> [RECORD SET]
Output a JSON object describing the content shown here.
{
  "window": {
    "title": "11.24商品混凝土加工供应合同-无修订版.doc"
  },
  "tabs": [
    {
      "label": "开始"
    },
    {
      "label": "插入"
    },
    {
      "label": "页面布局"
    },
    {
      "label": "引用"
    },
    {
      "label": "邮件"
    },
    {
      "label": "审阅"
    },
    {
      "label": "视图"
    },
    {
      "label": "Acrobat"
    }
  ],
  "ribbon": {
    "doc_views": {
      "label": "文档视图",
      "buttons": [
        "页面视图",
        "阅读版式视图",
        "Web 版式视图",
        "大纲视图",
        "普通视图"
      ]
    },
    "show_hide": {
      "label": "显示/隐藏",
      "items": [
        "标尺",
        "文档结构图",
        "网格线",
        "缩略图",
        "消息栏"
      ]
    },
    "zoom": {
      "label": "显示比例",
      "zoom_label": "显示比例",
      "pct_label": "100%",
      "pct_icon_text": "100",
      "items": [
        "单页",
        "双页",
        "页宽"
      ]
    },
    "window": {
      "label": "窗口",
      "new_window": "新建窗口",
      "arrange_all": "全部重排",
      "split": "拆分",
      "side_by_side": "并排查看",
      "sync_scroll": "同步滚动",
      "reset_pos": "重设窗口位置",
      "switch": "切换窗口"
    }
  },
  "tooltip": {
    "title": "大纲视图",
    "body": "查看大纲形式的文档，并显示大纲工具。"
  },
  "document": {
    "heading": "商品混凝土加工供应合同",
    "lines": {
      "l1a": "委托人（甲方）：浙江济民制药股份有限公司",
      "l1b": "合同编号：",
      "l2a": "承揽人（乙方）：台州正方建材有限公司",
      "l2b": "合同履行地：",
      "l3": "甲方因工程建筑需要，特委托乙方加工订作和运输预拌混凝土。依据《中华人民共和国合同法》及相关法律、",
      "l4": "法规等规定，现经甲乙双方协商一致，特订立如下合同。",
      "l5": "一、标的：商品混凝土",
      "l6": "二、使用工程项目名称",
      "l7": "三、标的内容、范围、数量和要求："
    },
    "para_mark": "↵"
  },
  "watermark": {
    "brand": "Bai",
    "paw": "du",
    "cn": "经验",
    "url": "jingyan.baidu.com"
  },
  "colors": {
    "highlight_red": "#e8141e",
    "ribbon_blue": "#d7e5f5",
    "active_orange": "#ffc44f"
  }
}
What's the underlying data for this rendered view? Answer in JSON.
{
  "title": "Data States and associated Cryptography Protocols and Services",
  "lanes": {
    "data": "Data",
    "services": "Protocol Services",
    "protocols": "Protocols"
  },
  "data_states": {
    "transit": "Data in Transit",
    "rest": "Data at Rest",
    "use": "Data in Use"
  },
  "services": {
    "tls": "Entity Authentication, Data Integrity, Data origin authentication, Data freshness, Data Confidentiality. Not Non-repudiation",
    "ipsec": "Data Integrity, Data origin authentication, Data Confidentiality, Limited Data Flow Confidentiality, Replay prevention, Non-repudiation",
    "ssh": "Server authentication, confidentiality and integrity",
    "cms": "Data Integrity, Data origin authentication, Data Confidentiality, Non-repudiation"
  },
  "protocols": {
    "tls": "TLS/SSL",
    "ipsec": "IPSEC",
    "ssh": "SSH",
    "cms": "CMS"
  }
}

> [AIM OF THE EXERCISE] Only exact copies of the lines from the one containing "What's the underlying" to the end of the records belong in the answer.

> [OUTPUT OF THE EXERCISE]
What's the underlying data for this rendered view? Answer in JSON.
{
  "title": "Data States and associated Cryptography Protocols and Services",
  "lanes": {
    "data": "Data",
    "services": "Protocol Services",
    "protocols": "Protocols"
  },
  "data_states": {
    "transit": "Data in Transit",
    "rest": "Data at Rest",
    "use": "Data in Use"
  },
  "services": {
    "tls": "Entity Authentication, Data Integrity, Data origin authentication, Data freshness, Data Confidentiality. Not Non-repudiation",
    "ipsec": "Data Integrity, Data origin authentication, Data Confidentiality, Limited Data Flow Confidentiality, Replay prevention, Non-repudiation",
    "ssh": "Server authentication, confidentiality and integrity",
    "cms": "Data Integrity, Data origin authentication, Data Confidentiality, Non-repudiation"
  },
  "protocols": {
    "tls": "TLS/SSL",
    "ipsec": "IPSEC",
    "ssh": "SSH",
    "cms": "CMS"
  }
}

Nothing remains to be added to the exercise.